Now, the lawn mower and the chain saw - these things make me more effective. They make me faster. They extend my reach and give me power. Yet I wouldn't call them "automated landscaping." That would be silly. Nor would I call a pair of shears, which is a form of machine "partial automation."

They are tools. I use tools to get the job done. No one talked about automated lanscaping because it's a silly idea.

Yet ... have you heard of the Roomba? it is a vaccum cleaner that, supposedly, you can simply set it your room, press a button, and walk away. It'll do the vacuuming automatically.

And they even mow lawns.

Oh, of course, you have to bury guide wires in the ground to make sure the machine doesn't wander off into the street, and likewise to make sure it doesn't mow over your tulips. And I'm sure it's pretty stinky about cutting in areas with rocks and other corners.

That's about how I feel about test automation:

1) If /you/ are the one doing the driving, it's possible to use tools to extend your reach or go faster,
2) If you are not - if you want to have the testing work unattended ... well, it's possible. You have to spend a lot of effort doing plumbing tasks. If you have a GUI, the end might not look so great - so make sure you personally inspect the boundaries.

That's just my quick thought on a Tuesday morning. What do you think?

UPDATE: Last week I sat through Scrum Training with Ron Jeffries and Chet Hendrickson. It was awesome - amazing - and I'm happy to do a blog post on it. Ron and Chet made a serious and reasoned case for Acceptance Test Driven Development - to create acceptance criteria for every story and automate those tests as regression tests. They also provided specific techniques to make the cost of that plumbing cheaper. I grant that if you don't have a GUI, or if the wiring on the GUI is trivial and you can "get behind" it, the ROI of Automated Acceptance Testing might be reasonable in many situations - you might just want that Roomba-for-the-lawn. AND you'll still want to inspect some things personally. c'est le vie.


Anonymous said...

NIce comparison. But I think I would rather have you do testing than yard work. A Chain Saw when mowing the yard? ;-P


Joe Harter said...

I wouldn't mind using a chainsaw when testing sometimes...

I agree with your post Matt. To add to the analogy a little bit. Imagine that you placed your guide wires and now your lawnmower can handle a 50' x 30' patch of lawn just fine, and this saves you 1 hour of mowing a week, but your landlord plants trees and flowers out in the middle somewhere and you have to lay down the wires again and again and again. This is what GUI automation feels like sometimes.

It occassionaly seems like a rabbit built a nest and it is now full of baby bunnies when the lawnmower ran over it. I guess I'd rather an automated lawnmower run over it, but perhaps if I were guiding the lawnmower I could have avoided the nest in the first place.
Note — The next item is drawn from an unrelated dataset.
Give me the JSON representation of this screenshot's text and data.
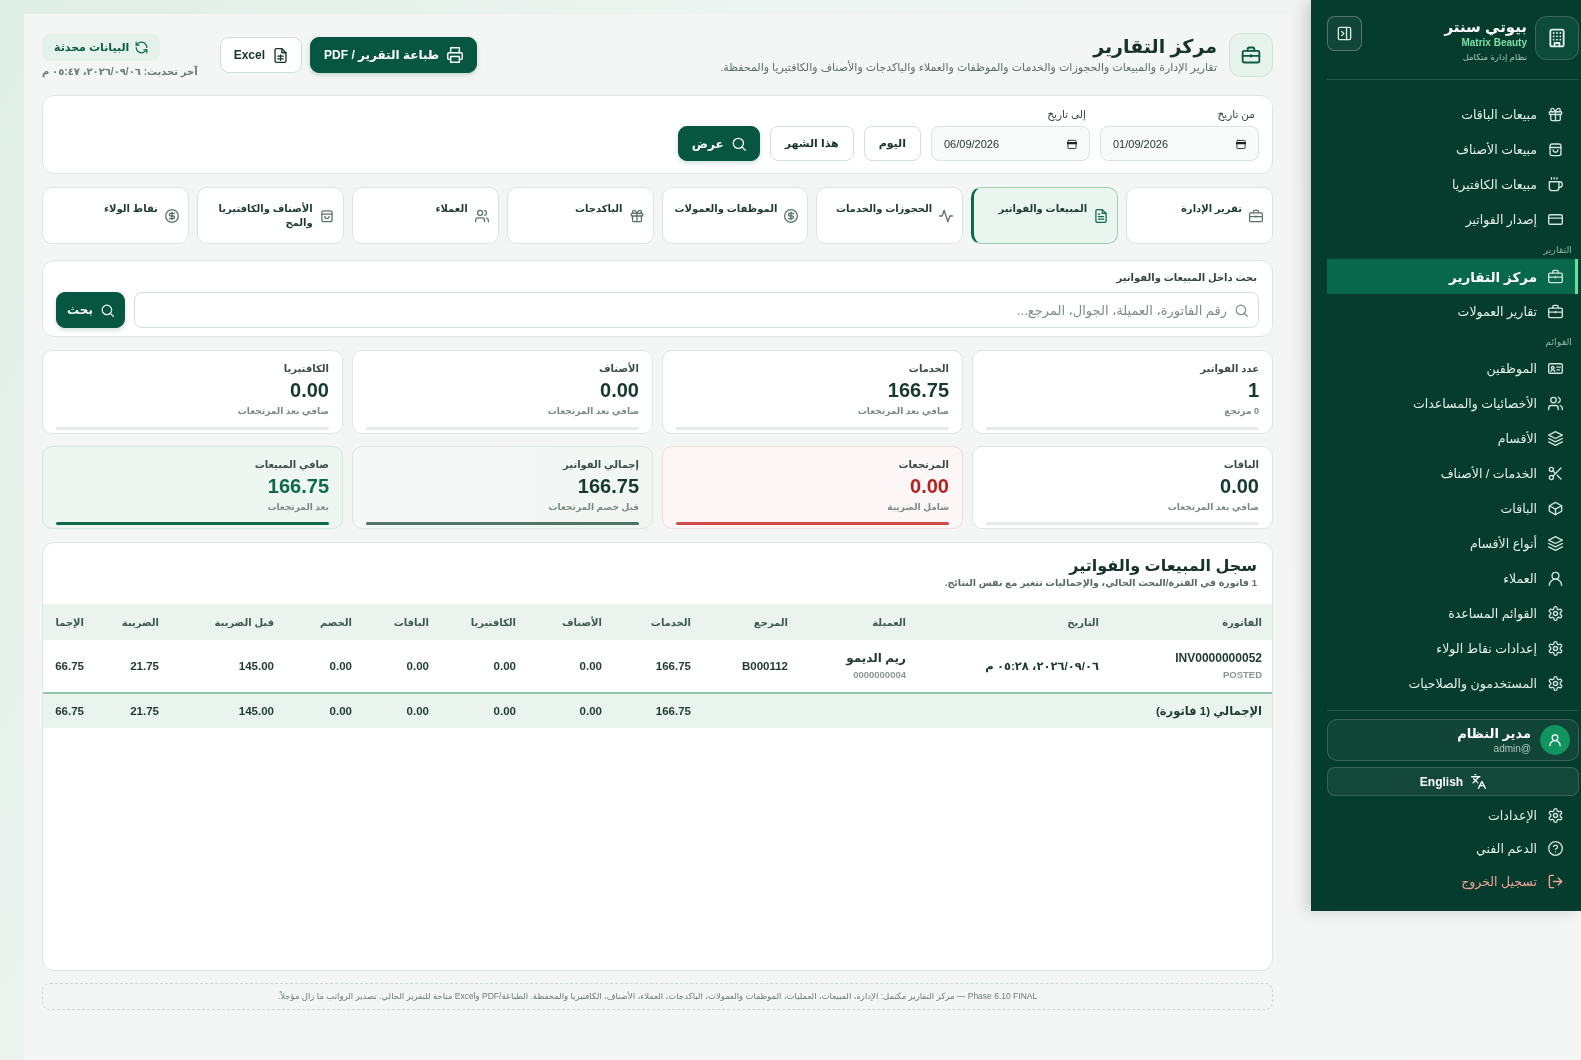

Thanks for the thoughts Matt!

PlugNPlay said...

@Joe - I really like your style, but I wonder why we are avoiding the bunny nest. We are testers. Death to the bunnies!

@Matt - I had a roomba and it was awful. It didn't vacuum very well, plus I had to clean up the whole room first and then keep my kids out of it while the roomba was working. Ever tried to do that?
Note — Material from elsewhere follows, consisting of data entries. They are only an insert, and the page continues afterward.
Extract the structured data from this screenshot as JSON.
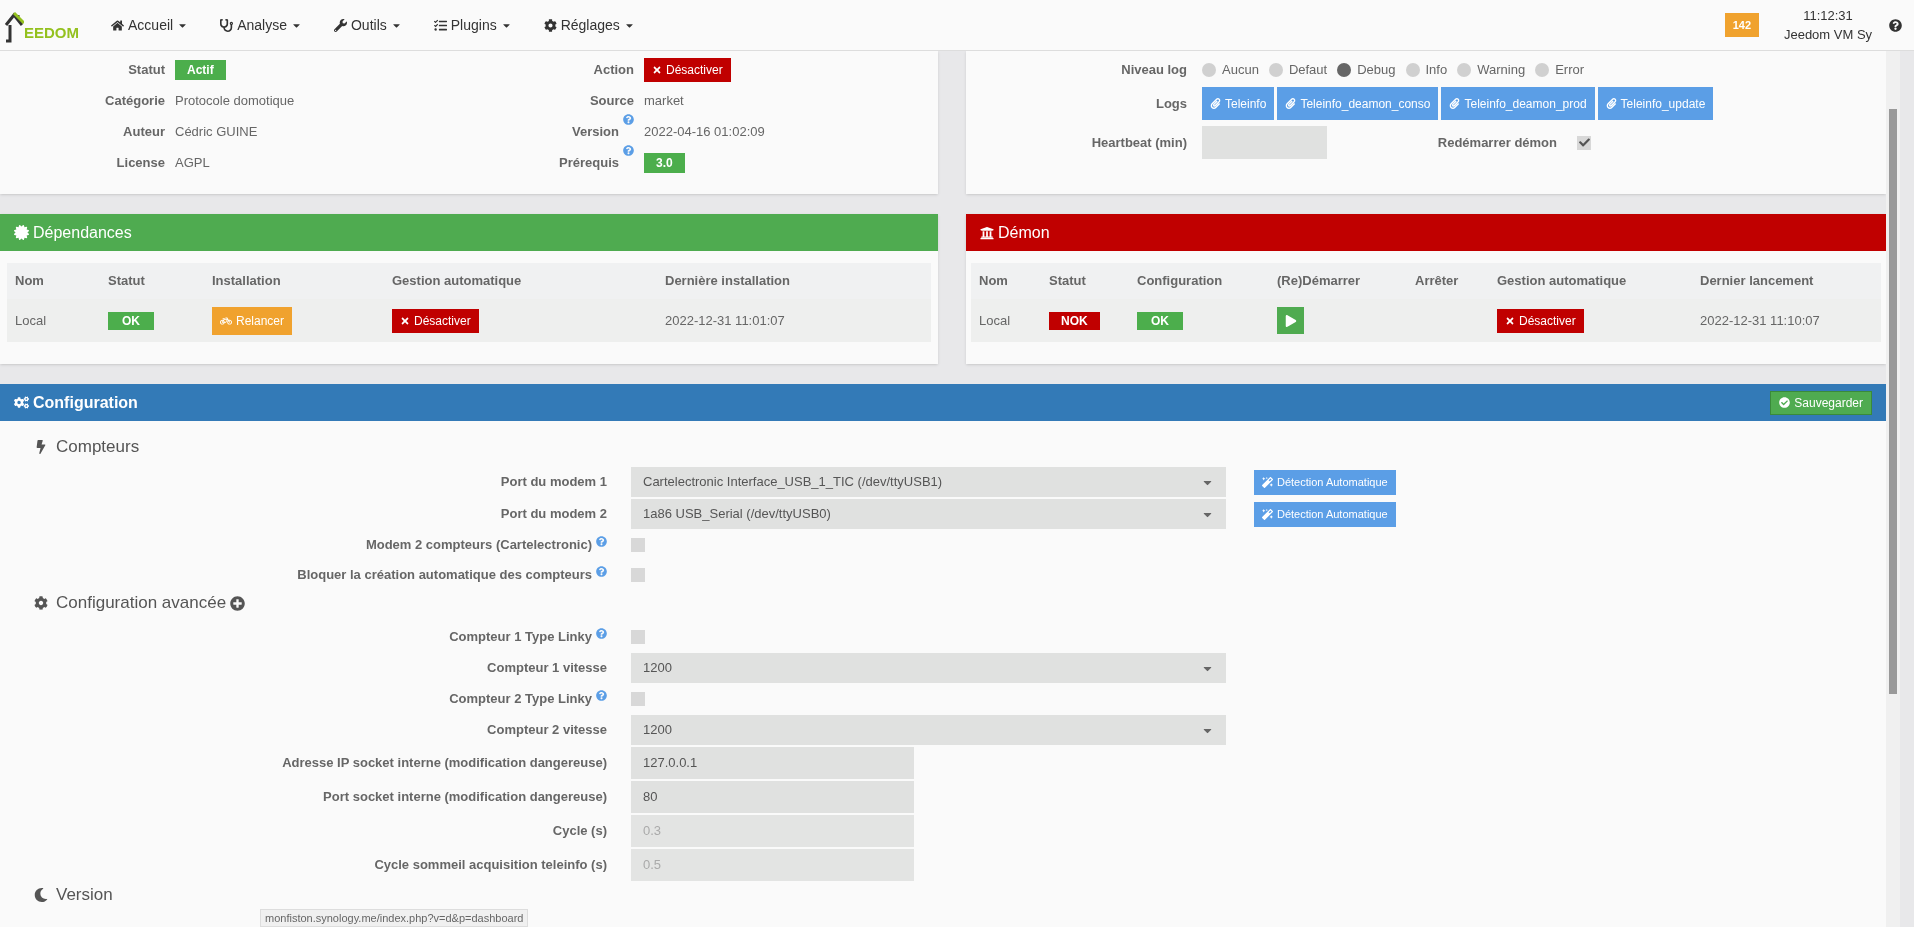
{
  "navbar": {
    "logo": "EEDOM",
    "menus": [
      {
        "label": "Accueil"
      },
      {
        "label": "Analyse"
      },
      {
        "label": "Outils"
      },
      {
        "label": "Plugins"
      },
      {
        "label": "Réglages"
      }
    ],
    "badge": "142",
    "time": "11:12:31",
    "system": "Jeedom VM Sy"
  },
  "info": {
    "left": [
      {
        "label": "Statut",
        "kind": "badge",
        "value": "Actif",
        "color": "#4cae4c"
      },
      {
        "label": "Catégorie",
        "kind": "text",
        "value": "Protocole domotique"
      },
      {
        "label": "Auteur",
        "kind": "text",
        "value": "Cédric GUINE"
      },
      {
        "label": "License",
        "kind": "text",
        "value": "AGPL"
      }
    ],
    "right": [
      {
        "label": "Action",
        "kind": "button",
        "value": "Désactiver",
        "help": false
      },
      {
        "label": "Source",
        "kind": "text",
        "value": "market",
        "help": false
      },
      {
        "label": "Version",
        "kind": "text",
        "value": "2022-04-16 01:02:09",
        "help": true
      },
      {
        "label": "Prérequis",
        "kind": "badge",
        "value": "3.0",
        "color": "#4cae4c",
        "help": true
      }
    ]
  },
  "log": {
    "label": "Niveau log",
    "levels": [
      {
        "label": "Aucun",
        "selected": false
      },
      {
        "label": "Defaut",
        "selected": false
      },
      {
        "label": "Debug",
        "selected": true
      },
      {
        "label": "Info",
        "selected": false
      },
      {
        "label": "Warning",
        "selected": false
      },
      {
        "label": "Error",
        "selected": false
      }
    ],
    "logs_label": "Logs",
    "logs": [
      "Teleinfo",
      "Teleinfo_deamon_conso",
      "Teleinfo_deamon_prod",
      "Teleinfo_update"
    ],
    "heartbeat_label": "Heartbeat (min)",
    "restart_label": "Redémarrer démon",
    "restart_checked": true
  },
  "dependances": {
    "title": "Dépendances",
    "columns": [
      "Nom",
      "Statut",
      "Installation",
      "Gestion automatique",
      "Dernière installation"
    ],
    "row": {
      "name": "Local",
      "status": {
        "text": "OK",
        "color": "#4cae4c"
      },
      "install": "Relancer",
      "auto": "Désactiver",
      "date": "2022-12-31 11:01:07"
    }
  },
  "demon": {
    "title": "Démon",
    "columns": [
      "Nom",
      "Statut",
      "Configuration",
      "(Re)Démarrer",
      "Arrêter",
      "Gestion automatique",
      "Dernier lancement"
    ],
    "row": {
      "name": "Local",
      "status": {
        "text": "NOK",
        "color": "#c00000"
      },
      "config": {
        "text": "OK",
        "color": "#4cae4c"
      },
      "auto": "Désactiver",
      "date": "2022-12-31 11:10:07"
    }
  },
  "configuration": {
    "title": "Configuration",
    "save": "Sauvegarder",
    "sections": [
      {
        "title": "Compteurs",
        "expand": false,
        "rows": [
          {
            "kind": "select",
            "label": "Port du modem 1",
            "help": false,
            "value": "Cartelectronic Interface_USB_1_TIC (/dev/ttyUSB1)",
            "action": "Détection Automatique"
          },
          {
            "kind": "select",
            "label": "Port du modem 2",
            "help": false,
            "value": "1a86 USB_Serial (/dev/ttyUSB0)",
            "action": "Détection Automatique"
          },
          {
            "kind": "checkbox",
            "label": "Modem 2 compteurs (Cartelectronic)",
            "help": true,
            "checked": false
          },
          {
            "kind": "checkbox",
            "label": "Bloquer la création automatique des compteurs",
            "help": true,
            "checked": false
          }
        ]
      },
      {
        "title": "Configuration avancée",
        "expand": true,
        "rows": [
          {
            "kind": "checkbox",
            "label": "Compteur 1 Type Linky",
            "help": true,
            "checked": false
          },
          {
            "kind": "select",
            "label": "Compteur 1 vitesse",
            "help": false,
            "value": "1200"
          },
          {
            "kind": "checkbox",
            "label": "Compteur 2 Type Linky",
            "help": true,
            "checked": false
          },
          {
            "kind": "select",
            "label": "Compteur 2 vitesse",
            "help": false,
            "value": "1200"
          },
          {
            "kind": "input",
            "label": "Adresse IP socket interne (modification dangereuse)",
            "help": false,
            "value": "127.0.0.1",
            "disabled": false
          },
          {
            "kind": "input",
            "label": "Port socket interne (modification dangereuse)",
            "help": false,
            "value": "80",
            "disabled": false
          },
          {
            "kind": "input",
            "label": "Cycle (s)",
            "help": false,
            "placeholder": "0.3",
            "disabled": true
          },
          {
            "kind": "input",
            "label": "Cycle sommeil acquisition teleinfo (s)",
            "help": false,
            "placeholder": "0.5",
            "disabled": true
          }
        ]
      },
      {
        "title": "Version",
        "expand": false
      }
    ]
  },
  "status_url": "monfiston.synology.me/index.php?v=d&p=dashboard"
}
PlugNPlay said...

PS - I follow a somewhat similar metaphor in this post.

Shrini Kulkarni said...

>>>If /you/ are the one doing the driving, it's possible to use tools to extend your reach or go faster
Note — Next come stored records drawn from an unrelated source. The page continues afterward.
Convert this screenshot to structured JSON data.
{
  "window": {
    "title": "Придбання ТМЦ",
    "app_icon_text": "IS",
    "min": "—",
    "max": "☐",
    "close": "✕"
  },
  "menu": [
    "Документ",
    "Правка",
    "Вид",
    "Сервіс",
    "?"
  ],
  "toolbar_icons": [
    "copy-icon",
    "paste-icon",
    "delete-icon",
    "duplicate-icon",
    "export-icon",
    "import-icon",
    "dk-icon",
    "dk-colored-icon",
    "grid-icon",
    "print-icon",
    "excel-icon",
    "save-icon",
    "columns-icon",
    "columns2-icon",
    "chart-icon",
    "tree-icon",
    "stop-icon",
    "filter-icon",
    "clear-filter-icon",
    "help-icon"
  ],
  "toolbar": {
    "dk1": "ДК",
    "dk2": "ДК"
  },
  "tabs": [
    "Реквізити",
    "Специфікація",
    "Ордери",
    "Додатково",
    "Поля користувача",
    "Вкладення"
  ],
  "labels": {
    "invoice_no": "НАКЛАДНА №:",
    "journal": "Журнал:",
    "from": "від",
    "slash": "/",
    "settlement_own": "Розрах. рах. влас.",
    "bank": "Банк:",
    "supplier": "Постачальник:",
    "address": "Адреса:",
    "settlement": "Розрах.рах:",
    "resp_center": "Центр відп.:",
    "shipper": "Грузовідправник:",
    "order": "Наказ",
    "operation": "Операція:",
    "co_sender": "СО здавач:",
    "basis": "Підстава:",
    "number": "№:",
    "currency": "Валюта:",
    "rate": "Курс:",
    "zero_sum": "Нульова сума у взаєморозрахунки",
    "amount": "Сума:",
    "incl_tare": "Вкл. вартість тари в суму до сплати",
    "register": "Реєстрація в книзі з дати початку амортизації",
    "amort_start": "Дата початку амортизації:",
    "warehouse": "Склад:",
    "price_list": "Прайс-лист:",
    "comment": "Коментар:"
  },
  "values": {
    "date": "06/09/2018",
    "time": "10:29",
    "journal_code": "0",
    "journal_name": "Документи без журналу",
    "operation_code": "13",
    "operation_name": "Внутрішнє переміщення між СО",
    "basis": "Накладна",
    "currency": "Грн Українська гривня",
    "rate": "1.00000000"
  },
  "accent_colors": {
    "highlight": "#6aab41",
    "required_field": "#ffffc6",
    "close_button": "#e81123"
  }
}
Matt, this statement helps me think about "speed and its relevance" in automation. Speed is not everything as most automation enthusiasts think.

It is important to think - what part of testing can gain from speed and what part can not.

Depending upon what type test you are performing, how and what kind of information you are trying to uncover by automation - a variable % of that testing can gain from speed. Automation scope (what do you automate) has to identify this %. Automation can help you to drive faster. We must not forget to ask "what else is there in testing" - probably few comparisons. If you have a programmable oracle - you can gain from automation.

Big part of testing which is difficult to automate is "interaction" between subject of testing and the tester.

I am not sure if there is called "interactive automation".


Cris said...

Hmmm. I'll check it out.